Bar-Zeev believes that Israel’s solutions can help its parched neighbors, too — and in the process, bring together old enemies in common cause.The institute’s original mission was to improve life in Israel’s bone-dry Negev Desert, but the lessons look increasingly applicable to the entire Fertile Crescent. “The Middle East is drying up,” says Osnat Gillor, a professor at the Zuckerberg Institute who studies the use of recycled wastewater on crops. “The only country that isn’t suffering acute water stress is Israel.”
That water stress has been a major factor in the turmoil tearing apart the Middle East, but Bar-Zeev believes that Israel’s solutions can help its parched neighbors, too — and in the process, bring together old enemies in common cause.
Bar-Zeev acknowledges that water will likely be a source of conflict in the Middle East in the future. “But I believe water can be a bridge, through joint ventures,” he says. “And one of those ventures is desalination.”
Driven to Desperation
In 2008, Israel teetered on the edge of catastrophe. A decade-long drought had scorched the Fertile Crescent, and Israel’s largest source of freshwater, the Sea of Galilee, had dropped to within inches of the “black line” at which irreversible salt infiltration would flood the lake and ruin it forever. Water restrictions were imposed, and many farmers lost a year’s crops.
Their counterparts in Syria fared much worse. As the drought intensified and the water table plunged, Syria’s farmers chased it, drilling wells 100, 200, then 500 meters (300, 700, then 1,600 feet) down in a literal race to the bottom. Eventually, the wells ran dry and Syria’s farmland collapsed in an epic dust storm. More than a million farmers joined massive shantytowns on the outskirts of Aleppo, Homs, Damascus and other cities in a futile attempt to find work and purpose.

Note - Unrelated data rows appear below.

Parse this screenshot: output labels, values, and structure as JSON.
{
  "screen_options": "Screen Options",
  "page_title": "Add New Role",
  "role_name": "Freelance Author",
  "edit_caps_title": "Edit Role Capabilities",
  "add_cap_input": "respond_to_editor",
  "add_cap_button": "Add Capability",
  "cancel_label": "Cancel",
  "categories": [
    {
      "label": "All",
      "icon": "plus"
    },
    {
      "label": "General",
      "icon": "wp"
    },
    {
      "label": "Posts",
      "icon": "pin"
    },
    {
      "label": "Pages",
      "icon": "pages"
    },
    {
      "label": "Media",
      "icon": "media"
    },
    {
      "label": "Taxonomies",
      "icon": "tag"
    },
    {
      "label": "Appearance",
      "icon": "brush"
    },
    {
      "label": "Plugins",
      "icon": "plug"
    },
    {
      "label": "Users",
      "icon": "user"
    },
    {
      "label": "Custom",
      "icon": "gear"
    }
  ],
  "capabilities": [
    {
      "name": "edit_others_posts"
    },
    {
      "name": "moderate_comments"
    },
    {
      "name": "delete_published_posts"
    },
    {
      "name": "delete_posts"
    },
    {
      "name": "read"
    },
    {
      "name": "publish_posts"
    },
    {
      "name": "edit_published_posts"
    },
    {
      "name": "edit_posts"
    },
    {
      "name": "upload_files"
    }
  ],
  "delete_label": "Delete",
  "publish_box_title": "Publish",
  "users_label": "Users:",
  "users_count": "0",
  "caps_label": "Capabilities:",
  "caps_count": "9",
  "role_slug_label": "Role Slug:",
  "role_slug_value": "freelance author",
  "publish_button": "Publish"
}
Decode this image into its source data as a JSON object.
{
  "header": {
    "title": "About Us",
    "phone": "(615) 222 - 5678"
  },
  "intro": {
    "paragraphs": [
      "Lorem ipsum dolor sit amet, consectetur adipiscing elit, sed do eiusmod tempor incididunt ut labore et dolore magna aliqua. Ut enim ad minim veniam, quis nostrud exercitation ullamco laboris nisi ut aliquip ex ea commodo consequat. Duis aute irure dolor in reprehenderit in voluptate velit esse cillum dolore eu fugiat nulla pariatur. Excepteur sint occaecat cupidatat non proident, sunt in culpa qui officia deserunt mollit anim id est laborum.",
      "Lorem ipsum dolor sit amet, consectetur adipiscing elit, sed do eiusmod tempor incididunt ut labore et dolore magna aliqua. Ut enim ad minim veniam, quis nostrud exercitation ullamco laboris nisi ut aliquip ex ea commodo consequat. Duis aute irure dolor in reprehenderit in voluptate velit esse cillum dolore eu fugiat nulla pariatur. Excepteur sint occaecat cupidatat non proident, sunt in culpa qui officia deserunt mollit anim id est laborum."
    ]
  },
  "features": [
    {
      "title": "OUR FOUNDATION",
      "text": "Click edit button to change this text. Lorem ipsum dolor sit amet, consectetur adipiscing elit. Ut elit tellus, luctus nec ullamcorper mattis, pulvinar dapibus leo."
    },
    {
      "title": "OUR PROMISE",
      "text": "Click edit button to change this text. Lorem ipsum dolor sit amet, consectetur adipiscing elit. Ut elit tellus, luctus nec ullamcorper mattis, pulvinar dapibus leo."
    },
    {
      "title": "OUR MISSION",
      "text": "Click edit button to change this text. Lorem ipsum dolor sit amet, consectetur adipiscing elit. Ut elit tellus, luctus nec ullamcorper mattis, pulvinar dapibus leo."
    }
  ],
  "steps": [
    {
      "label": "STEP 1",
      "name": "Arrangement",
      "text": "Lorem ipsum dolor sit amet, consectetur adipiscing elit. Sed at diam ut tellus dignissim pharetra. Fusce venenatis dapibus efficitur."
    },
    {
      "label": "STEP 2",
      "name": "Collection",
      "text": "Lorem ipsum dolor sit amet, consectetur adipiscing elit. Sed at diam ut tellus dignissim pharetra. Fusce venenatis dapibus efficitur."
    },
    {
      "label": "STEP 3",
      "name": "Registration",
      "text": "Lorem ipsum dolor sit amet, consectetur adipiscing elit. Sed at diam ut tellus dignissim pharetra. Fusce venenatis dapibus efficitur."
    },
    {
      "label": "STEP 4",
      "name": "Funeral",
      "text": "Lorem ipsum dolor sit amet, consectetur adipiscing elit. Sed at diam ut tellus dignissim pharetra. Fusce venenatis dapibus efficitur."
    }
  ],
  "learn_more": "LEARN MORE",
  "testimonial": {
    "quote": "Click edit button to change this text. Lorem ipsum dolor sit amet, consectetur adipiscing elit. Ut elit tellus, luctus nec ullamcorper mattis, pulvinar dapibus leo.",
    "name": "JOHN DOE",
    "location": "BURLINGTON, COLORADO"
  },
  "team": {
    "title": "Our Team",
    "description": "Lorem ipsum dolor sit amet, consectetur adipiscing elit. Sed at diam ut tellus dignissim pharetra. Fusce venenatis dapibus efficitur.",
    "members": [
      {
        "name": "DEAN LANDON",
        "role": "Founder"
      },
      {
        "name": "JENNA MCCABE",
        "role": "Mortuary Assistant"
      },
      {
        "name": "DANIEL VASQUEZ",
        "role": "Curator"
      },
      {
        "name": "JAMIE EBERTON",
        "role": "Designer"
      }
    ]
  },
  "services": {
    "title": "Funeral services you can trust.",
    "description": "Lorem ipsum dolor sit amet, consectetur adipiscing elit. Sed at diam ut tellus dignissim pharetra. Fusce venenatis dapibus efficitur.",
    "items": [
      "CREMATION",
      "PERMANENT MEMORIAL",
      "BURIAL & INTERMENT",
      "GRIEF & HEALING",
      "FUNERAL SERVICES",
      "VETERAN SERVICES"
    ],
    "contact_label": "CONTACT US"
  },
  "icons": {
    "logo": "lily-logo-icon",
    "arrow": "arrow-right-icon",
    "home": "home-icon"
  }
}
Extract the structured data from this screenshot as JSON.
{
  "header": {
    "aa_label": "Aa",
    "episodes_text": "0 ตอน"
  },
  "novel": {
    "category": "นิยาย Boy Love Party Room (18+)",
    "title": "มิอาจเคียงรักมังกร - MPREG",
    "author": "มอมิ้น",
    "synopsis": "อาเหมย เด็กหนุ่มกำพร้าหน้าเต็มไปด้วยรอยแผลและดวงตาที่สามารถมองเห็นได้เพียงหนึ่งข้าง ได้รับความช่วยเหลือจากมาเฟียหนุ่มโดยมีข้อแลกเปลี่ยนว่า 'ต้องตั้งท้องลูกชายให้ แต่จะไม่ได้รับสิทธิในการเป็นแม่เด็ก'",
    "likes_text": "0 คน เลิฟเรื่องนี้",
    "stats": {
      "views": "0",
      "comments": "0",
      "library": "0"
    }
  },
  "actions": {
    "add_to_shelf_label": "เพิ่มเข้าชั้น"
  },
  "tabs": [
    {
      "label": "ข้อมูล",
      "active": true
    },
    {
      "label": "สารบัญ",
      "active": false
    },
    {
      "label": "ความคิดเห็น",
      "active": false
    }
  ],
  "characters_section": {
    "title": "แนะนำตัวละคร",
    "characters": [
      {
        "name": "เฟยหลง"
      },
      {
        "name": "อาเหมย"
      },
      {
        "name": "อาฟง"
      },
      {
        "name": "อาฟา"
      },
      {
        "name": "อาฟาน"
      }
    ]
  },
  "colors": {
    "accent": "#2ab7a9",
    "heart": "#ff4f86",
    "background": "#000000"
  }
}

Water is driving the entire region to desperate acts.
You can’t really excel if you’re not obsessed with what you do.
(Think about it…)